Asian Americans are part of our country’s rich immigration history. In fact, nearly two-thirds of Asian Americans are foreign-born, and since 2010, more immigrants are from Asian countries than of Hispanic origin. Despite the contributions of Asian immigrants to all sectors in our country, there also has been a long and deep history of racist and restrictive immigration laws that prohibited Asians from immigrating to the United States, barred Asians from naturalizing as U.S. citizens, and even stripped U.S. citizens of Asian descent of their citizenship. Today, the broken immigration system makes it difficult for individuals from Asian countries to immigrate to the United States. There are no protections against profiling based on race, ethnicity, religion, sexual orientation, or gender identity. More than 40% of people waiting in the family immigration backlog are from Asian countries—some waiting decades to be reunited. There are few channels that allow workers to immigrate to the United States legally, and certain visa fees have increased dramatically. Because of barriers to legal status, 1.3 million of the nation’s 11.4 million undocumented immigrants are of Asian origin living in fear of deportation. Deportation and detention policies can forcibly separate families; increase hardships for immigrant women and their children; and fail to protect women, LGBTQ individuals, and people with disabilities or mental health needs from abuse. Refugee communities face additional barriers in accessing resources and information on how they are affected by immigration policies.
• A comprehensive solution to our broken immigration system should:
1) Create a broad and simple process that provides an earned path to citizenship for undocumented immigrants, including the DREAM Act to establish an expedited path for those who came to this country as young children;
2) Include the Reuniting Families Act to keep families together and reduce the visa backlog that keeps families apart;
3) Improve and strengthen avenues and protections for immigrant workers and their families to live and work in this country;
4) Ensure equal access to health coverage for all immigrant populations;
5) Ensure due process rights for all, including securing procedural safeguards for asylum seekers, and reform the detention and deportation systems;
6) Repeal the 1996 laws that removed the discretion of immigration judges and dramatically increased automatic detention and removal—without individual consideration; and
7) Support the full integration of immigrants and refugees, including removal of barriers to naturalization and encouraging broader civic participation.
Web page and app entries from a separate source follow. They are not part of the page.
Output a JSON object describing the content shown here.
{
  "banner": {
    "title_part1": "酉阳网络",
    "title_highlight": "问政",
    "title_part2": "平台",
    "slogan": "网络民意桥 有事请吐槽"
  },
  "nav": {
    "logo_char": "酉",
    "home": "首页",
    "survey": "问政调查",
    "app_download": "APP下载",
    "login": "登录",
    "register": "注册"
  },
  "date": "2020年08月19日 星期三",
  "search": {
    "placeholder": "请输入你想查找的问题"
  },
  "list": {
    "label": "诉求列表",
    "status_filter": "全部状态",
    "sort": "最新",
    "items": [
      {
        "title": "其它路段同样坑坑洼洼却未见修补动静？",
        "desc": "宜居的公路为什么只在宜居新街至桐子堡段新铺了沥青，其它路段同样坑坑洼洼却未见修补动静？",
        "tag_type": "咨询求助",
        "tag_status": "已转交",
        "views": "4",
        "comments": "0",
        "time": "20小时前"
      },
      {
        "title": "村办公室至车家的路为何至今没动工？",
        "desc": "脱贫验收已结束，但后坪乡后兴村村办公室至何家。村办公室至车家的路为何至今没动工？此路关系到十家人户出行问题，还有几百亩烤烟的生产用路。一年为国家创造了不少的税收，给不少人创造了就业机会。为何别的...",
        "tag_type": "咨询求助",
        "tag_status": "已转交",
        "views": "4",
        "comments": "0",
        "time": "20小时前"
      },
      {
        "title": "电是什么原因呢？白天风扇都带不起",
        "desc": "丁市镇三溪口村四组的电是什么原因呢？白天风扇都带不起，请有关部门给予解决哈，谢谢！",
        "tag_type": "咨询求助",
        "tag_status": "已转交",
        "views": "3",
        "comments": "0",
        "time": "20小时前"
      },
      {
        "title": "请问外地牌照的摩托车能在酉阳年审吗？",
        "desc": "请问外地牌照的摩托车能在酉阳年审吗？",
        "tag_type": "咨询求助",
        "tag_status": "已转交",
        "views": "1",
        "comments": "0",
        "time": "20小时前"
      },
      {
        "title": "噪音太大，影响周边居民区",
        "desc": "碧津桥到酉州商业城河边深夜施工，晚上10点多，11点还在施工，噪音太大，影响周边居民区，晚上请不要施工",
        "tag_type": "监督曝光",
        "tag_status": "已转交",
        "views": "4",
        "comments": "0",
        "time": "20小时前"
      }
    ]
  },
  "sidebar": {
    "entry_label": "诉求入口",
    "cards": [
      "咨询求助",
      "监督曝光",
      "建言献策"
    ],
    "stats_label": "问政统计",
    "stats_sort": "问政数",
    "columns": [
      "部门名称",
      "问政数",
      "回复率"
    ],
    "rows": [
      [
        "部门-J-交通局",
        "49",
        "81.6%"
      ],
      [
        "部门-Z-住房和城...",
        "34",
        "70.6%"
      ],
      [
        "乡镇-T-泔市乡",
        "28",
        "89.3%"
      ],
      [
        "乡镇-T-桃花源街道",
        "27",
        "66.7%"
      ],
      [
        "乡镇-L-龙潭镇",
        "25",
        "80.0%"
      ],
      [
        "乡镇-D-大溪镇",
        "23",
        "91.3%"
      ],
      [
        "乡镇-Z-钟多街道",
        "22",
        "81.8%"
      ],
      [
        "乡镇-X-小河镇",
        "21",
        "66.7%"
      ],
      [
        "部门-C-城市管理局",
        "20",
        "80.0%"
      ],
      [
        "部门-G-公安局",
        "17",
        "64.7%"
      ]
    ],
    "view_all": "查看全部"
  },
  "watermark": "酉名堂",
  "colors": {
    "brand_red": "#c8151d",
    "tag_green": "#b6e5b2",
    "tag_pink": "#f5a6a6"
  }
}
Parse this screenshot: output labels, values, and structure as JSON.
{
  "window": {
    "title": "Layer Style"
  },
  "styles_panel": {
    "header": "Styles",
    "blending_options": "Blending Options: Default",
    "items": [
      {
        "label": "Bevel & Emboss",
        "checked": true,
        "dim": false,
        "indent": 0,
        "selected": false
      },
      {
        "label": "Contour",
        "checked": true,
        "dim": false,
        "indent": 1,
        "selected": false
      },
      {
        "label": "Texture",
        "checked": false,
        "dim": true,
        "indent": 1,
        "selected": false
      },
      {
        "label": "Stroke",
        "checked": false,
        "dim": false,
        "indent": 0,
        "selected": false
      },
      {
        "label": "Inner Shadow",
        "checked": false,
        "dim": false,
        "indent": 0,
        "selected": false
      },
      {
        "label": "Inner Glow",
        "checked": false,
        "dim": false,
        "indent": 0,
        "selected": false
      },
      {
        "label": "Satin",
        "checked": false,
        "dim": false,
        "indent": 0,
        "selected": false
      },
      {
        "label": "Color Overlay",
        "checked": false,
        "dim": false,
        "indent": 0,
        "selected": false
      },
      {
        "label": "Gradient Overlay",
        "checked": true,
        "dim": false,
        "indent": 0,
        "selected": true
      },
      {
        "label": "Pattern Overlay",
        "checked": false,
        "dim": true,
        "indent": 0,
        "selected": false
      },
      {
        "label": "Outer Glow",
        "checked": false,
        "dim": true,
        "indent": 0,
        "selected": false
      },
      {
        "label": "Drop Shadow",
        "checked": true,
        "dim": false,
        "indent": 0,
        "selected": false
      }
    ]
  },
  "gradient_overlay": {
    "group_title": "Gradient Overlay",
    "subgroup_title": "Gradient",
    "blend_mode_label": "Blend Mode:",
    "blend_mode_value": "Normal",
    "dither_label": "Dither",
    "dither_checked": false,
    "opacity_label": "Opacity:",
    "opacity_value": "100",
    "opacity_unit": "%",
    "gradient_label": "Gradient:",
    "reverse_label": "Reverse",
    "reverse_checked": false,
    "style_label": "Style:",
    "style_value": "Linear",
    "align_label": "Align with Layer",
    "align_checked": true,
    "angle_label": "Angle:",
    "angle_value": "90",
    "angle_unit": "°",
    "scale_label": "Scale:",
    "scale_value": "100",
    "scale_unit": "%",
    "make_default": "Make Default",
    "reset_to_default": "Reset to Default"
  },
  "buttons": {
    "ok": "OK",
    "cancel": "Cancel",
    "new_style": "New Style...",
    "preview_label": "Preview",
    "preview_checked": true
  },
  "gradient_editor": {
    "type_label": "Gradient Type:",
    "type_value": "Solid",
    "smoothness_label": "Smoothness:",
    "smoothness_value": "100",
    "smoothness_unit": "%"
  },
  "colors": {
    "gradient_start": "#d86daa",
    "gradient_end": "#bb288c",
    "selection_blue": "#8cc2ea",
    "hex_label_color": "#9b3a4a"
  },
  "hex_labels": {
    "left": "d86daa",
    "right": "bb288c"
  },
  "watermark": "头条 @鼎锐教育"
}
• Increase Asian American enrollment in the Deferred Action for Childhood Arrivals (DACA) program, which offers temporary relief from deportation to certain undocumented immigrants who were brought to this country as children. An estimated 130,000 undocumented Asian immigrants remain eligible to request consideration of DACA.
• Support President Obama’s 2014 immigration executive actions, which would benefit approximately 400,000 undocumented Asian immigrants, by encouraging the U.S. Supreme Court to rehear the United States v. Texas case after a ninth Supreme Court Justice is confirmed. In June 2016, the Supreme Court split 4-4 and was unable to reach a decision regarding the expansion of DACA and the establishment of a Deferred Action for Parental Accountability (DAPA) program, which would aid parents of U.S. citizens and lawful permanent residents. .
• Prohibit any profiling based on race, ethnicity, religion, sexual orientation, or gender identity in immigration enforcement, including in the U.S. Department of Homeland Security’s Priority Enforcement Program (PEP).
• Reject enforcement-only approaches to immigration, including anti-immigrant proposals and initiatives that scapegoat refugees, separate families, or increase the vulnerability of survivors of domestic violence, sexual assault, and other crimes.
More than 250,000 Filipino soldiers fought under U.S. command in World War II during the four-year battle to defend, then liberate the Philippines, which was then a sovereign U.S. territory. In 1990, these Filipino veterans were finally granted the U.S. citizenship they were promised in return for their service, but their children did not receive citizenship, leading to decades of separation due to the family immigration backlog.
• Support outreach and implementation of the Filipino World War II Veterans Parole Program, which began accepting applications in June 2016 to allow certain family members of Filipino WWII veterans to come to the United States while they wait for their immigrant visas.
• Support the Filipino Veterans Family Reunification Act to provide a more lasting solution and make it easier for Filipino WWII veterans to reunite with their children.